CRM is not a technology; it’s a discipline that encompasses people, processes and technology. How many times have you heard that truism? How many times have you heard it from a CRM vendor?
Many times, I’d imagine — but internalizing that concept is not as simple as it seems. Practicing a truly complete CRM approach is a company-wide endeavor. Implementing technology is a breeze compared to shifting corporate culture.
It’s easy to see how retailers or manufacturers could slip up and revert back to the old CRM-as-an-IT-project mode; that allows them to reduce it to the comfortable status of an IT implementation, to firewall the rest of the company and most of the employees from exposure to it until it’s in place — and it sows the seeds of ultimate failure.
So, who would you look to for object lessons of how to embrace the entire philosophy of CRM? One seemingly obvious category of companies would be CRM vendors. After all, they certainly understand the technology part of the equation, and thus they should be adept at the other aspects, too. Right?
Plumbers With Leaky Faucets
Sadly, not frequently enough. Without naming names, there are some CRM vendors, some of them very large and well-established, that are absolutely dismal at the practice of CRM, even as they sell the technology of CRM.
The reasons for this should sound familiar: It’s much easier to reduce the sale of CRM to a software deal — an IT sale — because it’s something IT buyers are familiar with, and because you then can duck the business transformation and human issues involved in CRM.
That’s really no excuse, though. There are reasons CRM technologies exist: to build stronger customer relationships, to help increase sales through better understanding of the customers, to enable better service experiences, and on and on. When vendors fail to grasp these ideas, it amounts to a betrayal of the relationships they have with their customers.
An example: A user complained to me about the large SaaS CRM provider he was using. His account executive, on a monthly basis, would call and use the old hard sell to get him to buy more seats. Every month, he explained that the company was in the throes of the recession and had no plans to add staff or to increase the number of people on staff that needed CRM software. One might think that information would go into a CRM system – but each month, the user had the same conversation with the account executive, much to his growing frustration.
Another example: A user had implemented a CRM solution and was at first amused when he began receiving email marketing messages from his current vendor. With growing incredulity, he saw more messages coming to him, offering him the very products he was already using. He was able to understand his customer interactions with the aid of his CRM system, he said — why couldn’t his vendor?
Loss of Trust, Loss of Sale
The effect of these interactions is to lose trust in the vendor. If vendors don’t rely on their systems to head off these issues, why should their users rely on them?
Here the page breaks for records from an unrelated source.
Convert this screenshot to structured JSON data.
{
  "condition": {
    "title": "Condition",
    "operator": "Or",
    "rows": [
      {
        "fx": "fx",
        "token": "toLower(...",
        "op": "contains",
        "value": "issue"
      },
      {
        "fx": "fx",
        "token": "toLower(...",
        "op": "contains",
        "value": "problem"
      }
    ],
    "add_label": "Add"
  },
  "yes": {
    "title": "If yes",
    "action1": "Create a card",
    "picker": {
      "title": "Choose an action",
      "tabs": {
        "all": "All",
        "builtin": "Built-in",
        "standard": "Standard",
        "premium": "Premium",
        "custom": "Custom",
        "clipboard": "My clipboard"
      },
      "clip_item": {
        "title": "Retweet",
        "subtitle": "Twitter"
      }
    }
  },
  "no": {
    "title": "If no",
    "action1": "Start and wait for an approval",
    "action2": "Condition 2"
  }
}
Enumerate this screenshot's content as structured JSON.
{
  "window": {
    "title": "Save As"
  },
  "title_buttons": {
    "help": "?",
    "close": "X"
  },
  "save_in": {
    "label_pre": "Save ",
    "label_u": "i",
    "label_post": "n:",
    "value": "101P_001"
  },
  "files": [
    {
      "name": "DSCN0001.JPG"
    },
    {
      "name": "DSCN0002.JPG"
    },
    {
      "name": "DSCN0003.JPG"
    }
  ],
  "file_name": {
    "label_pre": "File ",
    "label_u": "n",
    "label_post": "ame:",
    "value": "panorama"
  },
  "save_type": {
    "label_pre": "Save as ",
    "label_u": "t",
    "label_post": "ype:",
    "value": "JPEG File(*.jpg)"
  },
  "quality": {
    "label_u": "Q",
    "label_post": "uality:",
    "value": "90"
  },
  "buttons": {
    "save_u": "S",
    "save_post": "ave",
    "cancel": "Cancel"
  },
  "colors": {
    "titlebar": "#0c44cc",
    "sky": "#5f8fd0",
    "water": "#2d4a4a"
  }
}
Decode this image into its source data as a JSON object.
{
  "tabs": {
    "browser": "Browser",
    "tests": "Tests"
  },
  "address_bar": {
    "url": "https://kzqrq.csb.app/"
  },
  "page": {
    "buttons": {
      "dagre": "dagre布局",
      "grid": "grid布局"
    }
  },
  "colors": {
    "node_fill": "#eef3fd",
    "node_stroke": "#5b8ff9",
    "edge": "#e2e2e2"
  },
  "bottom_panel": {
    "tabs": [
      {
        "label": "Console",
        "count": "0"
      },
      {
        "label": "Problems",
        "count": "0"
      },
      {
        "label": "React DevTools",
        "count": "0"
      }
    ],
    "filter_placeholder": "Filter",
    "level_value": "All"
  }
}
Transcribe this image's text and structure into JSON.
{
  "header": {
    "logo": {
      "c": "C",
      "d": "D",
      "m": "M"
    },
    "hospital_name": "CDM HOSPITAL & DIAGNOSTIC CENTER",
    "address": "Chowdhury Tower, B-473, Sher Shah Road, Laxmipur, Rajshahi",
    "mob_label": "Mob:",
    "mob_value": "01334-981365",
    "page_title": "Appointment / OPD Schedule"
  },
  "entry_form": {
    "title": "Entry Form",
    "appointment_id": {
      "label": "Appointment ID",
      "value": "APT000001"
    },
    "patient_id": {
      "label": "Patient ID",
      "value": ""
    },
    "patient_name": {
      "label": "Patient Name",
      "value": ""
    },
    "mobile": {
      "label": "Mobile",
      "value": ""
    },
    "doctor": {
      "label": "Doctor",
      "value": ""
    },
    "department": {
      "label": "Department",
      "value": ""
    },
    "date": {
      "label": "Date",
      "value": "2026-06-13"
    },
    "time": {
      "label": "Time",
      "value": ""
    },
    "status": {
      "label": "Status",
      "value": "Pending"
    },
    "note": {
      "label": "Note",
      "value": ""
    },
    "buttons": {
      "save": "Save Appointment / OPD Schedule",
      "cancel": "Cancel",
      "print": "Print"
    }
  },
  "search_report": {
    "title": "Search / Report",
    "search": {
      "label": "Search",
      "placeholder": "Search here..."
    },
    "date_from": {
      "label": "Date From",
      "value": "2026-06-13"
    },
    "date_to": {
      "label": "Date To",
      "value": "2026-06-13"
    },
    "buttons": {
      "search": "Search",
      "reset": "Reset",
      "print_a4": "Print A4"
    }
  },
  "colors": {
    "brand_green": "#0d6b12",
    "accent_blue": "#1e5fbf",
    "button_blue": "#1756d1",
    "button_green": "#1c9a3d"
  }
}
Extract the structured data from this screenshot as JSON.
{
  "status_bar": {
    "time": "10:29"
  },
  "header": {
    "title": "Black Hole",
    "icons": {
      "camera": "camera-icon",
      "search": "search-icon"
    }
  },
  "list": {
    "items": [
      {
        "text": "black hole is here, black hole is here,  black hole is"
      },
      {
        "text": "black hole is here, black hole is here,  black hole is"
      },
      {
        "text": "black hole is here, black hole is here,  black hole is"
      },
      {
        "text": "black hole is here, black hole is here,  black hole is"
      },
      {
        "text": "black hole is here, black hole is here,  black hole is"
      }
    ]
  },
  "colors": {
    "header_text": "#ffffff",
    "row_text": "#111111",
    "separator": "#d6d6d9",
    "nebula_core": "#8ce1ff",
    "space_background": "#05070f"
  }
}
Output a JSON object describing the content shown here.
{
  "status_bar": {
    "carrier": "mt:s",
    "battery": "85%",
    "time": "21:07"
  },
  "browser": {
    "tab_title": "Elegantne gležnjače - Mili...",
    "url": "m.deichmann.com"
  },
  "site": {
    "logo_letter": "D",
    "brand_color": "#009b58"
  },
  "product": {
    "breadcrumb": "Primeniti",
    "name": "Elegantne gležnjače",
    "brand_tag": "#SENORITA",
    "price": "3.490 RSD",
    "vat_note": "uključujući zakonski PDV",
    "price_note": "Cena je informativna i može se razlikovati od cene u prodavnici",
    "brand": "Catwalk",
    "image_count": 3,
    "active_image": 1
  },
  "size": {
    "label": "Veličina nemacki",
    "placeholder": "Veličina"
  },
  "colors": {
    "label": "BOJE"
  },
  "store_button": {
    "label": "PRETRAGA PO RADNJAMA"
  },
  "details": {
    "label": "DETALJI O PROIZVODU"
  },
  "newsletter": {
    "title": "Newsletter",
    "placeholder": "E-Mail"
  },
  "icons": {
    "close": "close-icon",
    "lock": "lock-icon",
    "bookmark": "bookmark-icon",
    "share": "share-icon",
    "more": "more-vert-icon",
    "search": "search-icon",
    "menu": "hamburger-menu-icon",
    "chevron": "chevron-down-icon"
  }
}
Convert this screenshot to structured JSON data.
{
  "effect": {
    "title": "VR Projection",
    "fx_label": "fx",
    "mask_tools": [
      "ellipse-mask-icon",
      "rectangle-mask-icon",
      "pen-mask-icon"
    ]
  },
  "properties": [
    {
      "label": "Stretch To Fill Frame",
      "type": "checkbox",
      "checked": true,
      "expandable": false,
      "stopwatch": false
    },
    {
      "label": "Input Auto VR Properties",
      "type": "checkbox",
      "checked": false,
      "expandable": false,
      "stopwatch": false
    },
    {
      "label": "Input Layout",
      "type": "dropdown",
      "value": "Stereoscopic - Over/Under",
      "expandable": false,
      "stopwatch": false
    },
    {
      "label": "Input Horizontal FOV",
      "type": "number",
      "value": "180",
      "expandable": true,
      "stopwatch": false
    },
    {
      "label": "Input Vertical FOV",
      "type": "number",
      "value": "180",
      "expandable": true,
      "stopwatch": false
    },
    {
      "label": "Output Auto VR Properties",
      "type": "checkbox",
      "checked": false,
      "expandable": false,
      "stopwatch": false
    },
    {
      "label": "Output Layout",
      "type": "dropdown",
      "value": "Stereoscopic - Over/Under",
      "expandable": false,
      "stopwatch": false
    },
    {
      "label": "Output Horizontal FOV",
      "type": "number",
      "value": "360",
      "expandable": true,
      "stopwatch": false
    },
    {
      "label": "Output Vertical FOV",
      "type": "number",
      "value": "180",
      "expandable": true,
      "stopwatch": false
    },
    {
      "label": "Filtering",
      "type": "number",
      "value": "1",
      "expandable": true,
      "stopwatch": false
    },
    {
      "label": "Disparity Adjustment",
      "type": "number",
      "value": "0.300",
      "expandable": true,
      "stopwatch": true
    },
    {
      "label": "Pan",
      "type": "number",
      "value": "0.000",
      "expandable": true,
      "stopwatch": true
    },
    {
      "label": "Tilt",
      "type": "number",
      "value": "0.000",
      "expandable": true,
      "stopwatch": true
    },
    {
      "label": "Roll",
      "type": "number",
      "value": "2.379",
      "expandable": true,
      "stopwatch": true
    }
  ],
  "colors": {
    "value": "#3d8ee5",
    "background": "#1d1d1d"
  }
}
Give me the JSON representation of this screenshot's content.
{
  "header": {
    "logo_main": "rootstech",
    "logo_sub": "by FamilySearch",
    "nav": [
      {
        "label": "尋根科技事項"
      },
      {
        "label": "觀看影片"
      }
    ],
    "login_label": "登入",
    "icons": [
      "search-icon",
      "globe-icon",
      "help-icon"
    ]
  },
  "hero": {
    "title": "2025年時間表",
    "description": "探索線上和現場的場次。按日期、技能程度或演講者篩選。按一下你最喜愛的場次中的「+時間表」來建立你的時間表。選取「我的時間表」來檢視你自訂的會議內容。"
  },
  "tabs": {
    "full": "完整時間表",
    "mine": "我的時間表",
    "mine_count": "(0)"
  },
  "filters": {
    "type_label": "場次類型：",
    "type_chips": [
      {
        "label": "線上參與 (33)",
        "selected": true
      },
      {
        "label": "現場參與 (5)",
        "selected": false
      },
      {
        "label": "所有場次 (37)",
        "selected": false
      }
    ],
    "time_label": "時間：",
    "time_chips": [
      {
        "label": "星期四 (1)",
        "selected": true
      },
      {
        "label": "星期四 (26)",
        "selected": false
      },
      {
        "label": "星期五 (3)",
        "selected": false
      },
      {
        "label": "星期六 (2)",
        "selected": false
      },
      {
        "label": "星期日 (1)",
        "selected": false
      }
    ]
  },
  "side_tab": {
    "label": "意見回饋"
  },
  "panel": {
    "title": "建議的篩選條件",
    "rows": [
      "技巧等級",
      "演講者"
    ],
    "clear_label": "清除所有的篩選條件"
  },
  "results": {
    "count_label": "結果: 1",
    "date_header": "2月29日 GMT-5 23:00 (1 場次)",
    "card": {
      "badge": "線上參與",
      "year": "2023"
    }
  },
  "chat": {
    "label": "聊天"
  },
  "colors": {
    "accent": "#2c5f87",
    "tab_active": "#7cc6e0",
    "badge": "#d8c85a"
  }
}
This is the exact opposite of the idea of building better customer relationships.
This suggests one more quality prospective buyers should look for in a CRM vendor: Do they actually live and breathe CRM? My suggestion is this: During the decision-making process, ask the vendor to expose the processes they’re using to sell to you, complete with all the notes, details and other data that’s been collected in their CRM system, along with how that data is being prioritized. It should ideally show you how you would use the CRM system, and how effective it is at collecting data, making it a legitimate question to ask.
It will also give you an idea of how genuinely the vendor buys into the concepts at the heart of CRM. A vendor that gets it will want a real relationship with your company over the long term, and the processes and data it’s using should reflect that — as should its willingness to share the underpinnings of that relationship. If a prospective vendor balks at this request, you should scratch it off your list.
There’s a big difference between a CRM vendor and a CRM company. If you want a genuine partner in your move toward becoming a customer-centric company, you have to work with a software manufacturer that is both.
CRM Buyer columnist Chris Bucholtz blogs about CRM at Forecasting Clouds. He has been a technology journalist for 15 years and has immersed himself in the world of CRM since 2006. When he’s not wearing his business and technology geek hat, he’s wearing his airplane geek hat; he’s written two books on World War II aviation, and his next two are slated for publication in 2010.